_WHAT NEEDS TO BE DONE_
Keep the images out and copy every entry below exactly.

::::::::::

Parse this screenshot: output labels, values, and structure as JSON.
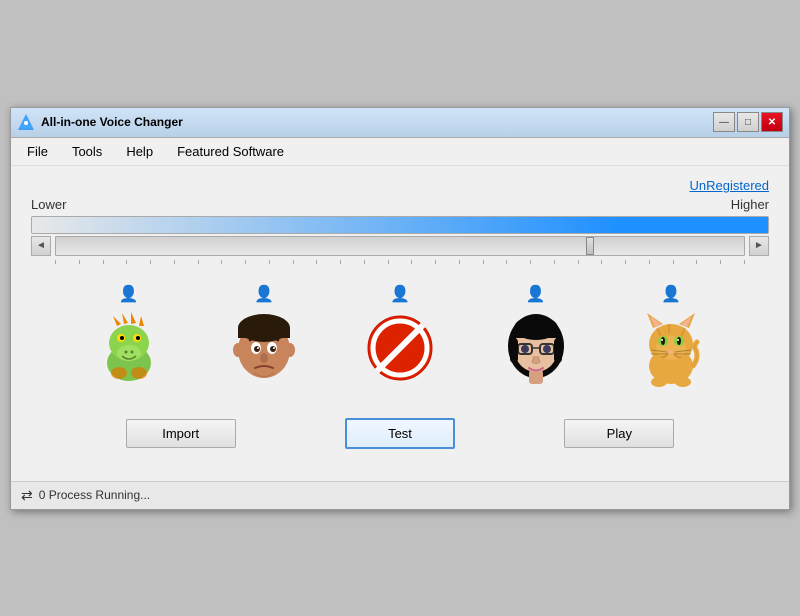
{
  "window": {
    "title": "All-in-one Voice Changer",
    "icon": "voice-changer-icon"
  },
  "titlebar_controls": {
    "minimize": "—",
    "maximize": "□",
    "close": "✕"
  },
  "menubar": {
    "items": [
      "File",
      "Tools",
      "Help",
      "Featured Software"
    ]
  },
  "status": {
    "unregistered": "UnRegistered"
  },
  "pitch": {
    "lower_label": "Lower",
    "higher_label": "Higher"
  },
  "avatars": [
    {
      "id": "dragon",
      "label": "Dragon"
    },
    {
      "id": "male-face",
      "label": "Male"
    },
    {
      "id": "no-voice",
      "label": "No Voice"
    },
    {
      "id": "female-face",
      "label": "Female"
    },
    {
      "id": "cat",
      "label": "Cat"
    }
  ],
  "buttons": {
    "import": "Import",
    "test": "Test",
    "play": "Play"
  },
  "statusbar": {
    "icon": "⇄",
    "text": "0 Process Running..."
  },
  "ticks_count": 30
}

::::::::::

_RESPONSE TO THE TASK_
Parse this screenshot: output labels, values, and structure as JSON.
{
  "window": {
    "title": "All-in-one Voice Changer",
    "icon": "voice-changer-icon"
  },
  "titlebar_controls": {
    "minimize": "—",
    "maximize": "□",
    "close": "✕"
  },
  "menubar": {
    "items": [
      "File",
      "Tools",
      "Help",
      "Featured Software"
    ]
  },
  "status": {
    "unregistered": "UnRegistered"
  },
  "pitch": {
    "lower_label": "Lower",
    "higher_label": "Higher"
  },
  "avatars": [
    {
      "id": "dragon",
      "label": "Dragon"
    },
    {
      "id": "male-face",
      "label": "Male"
    },
    {
      "id": "no-voice",
      "label": "No Voice"
    },
    {
      "id": "female-face",
      "label": "Female"
    },
    {
      "id": "cat",
      "label": "Cat"
    }
  ],
  "buttons": {
    "import": "Import",
    "test": "Test",
    "play": "Play"
  },
  "statusbar": {
    "icon": "⇄",
    "text": "0 Process Running..."
  },
  "ticks_count": 30
}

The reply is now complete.